Task instructions. Take the listing and print it in full, exactly as given.

Data records.
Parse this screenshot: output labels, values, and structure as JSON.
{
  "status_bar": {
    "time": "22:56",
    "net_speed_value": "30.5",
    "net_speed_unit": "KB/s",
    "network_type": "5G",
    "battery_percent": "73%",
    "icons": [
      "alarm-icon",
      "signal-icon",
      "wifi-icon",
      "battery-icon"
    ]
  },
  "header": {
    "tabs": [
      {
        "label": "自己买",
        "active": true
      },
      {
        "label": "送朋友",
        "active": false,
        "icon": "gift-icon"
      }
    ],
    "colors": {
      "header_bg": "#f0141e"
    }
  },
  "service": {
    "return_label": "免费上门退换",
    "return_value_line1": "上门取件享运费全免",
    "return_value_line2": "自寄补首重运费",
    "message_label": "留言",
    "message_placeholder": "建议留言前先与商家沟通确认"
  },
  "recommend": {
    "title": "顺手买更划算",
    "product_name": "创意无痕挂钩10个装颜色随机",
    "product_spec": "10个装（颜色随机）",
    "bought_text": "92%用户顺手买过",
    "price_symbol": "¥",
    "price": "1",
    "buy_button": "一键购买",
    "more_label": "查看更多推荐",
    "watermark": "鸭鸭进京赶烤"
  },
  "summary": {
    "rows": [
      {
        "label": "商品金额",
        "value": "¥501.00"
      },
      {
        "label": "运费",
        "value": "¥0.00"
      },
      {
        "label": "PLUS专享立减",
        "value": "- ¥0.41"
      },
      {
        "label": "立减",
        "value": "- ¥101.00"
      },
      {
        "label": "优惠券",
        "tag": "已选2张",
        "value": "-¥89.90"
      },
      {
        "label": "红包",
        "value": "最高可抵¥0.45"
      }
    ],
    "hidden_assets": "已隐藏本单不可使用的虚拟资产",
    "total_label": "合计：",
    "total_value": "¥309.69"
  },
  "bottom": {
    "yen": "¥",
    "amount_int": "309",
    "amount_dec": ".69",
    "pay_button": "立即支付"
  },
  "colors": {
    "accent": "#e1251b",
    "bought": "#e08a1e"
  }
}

Reply to the exercise.
Parse this screenshot: output labels, values, and structure as JSON.
{
  "status_bar": {
    "time": "22:56",
    "net_speed_value": "30.5",
    "net_speed_unit": "KB/s",
    "network_type": "5G",
    "battery_percent": "73%",
    "icons": [
      "alarm-icon",
      "signal-icon",
      "wifi-icon",
      "battery-icon"
    ]
  },
  "header": {
    "tabs": [
      {
        "label": "自己买",
        "active": true
      },
      {
        "label": "送朋友",
        "active": false,
        "icon": "gift-icon"
      }
    ],
    "colors": {
      "header_bg": "#f0141e"
    }
  },
  "service": {
    "return_label": "免费上门退换",
    "return_value_line1": "上门取件享运费全免",
    "return_value_line2": "自寄补首重运费",
    "message_label": "留言",
    "message_placeholder": "建议留言前先与商家沟通确认"
  },
  "recommend": {
    "title": "顺手买更划算",
    "product_name": "创意无痕挂钩10个装颜色随机",
    "product_spec": "10个装（颜色随机）",
    "bought_text": "92%用户顺手买过",
    "price_symbol": "¥",
    "price": "1",
    "buy_button": "一键购买",
    "more_label": "查看更多推荐",
    "watermark": "鸭鸭进京赶烤"
  },
  "summary": {
    "rows": [
      {
        "label": "商品金额",
        "value": "¥501.00"
      },
      {
        "label": "运费",
        "value": "¥0.00"
      },
      {
        "label": "PLUS专享立减",
        "value": "- ¥0.41"
      },
      {
        "label": "立减",
        "value": "- ¥101.00"
      },
      {
        "label": "优惠券",
        "tag": "已选2张",
        "value": "-¥89.90"
      },
      {
        "label": "红包",
        "value": "最高可抵¥0.45"
      }
    ],
    "hidden_assets": "已隐藏本单不可使用的虚拟资产",
    "total_label": "合计：",
    "total_value": "¥309.69"
  },
  "bottom": {
    "yen": "¥",
    "amount_int": "309",
    "amount_dec": ".69",
    "pay_button": "立即支付"
  },
  "colors": {
    "accent": "#e1251b",
    "bought": "#e08a1e"
  }
}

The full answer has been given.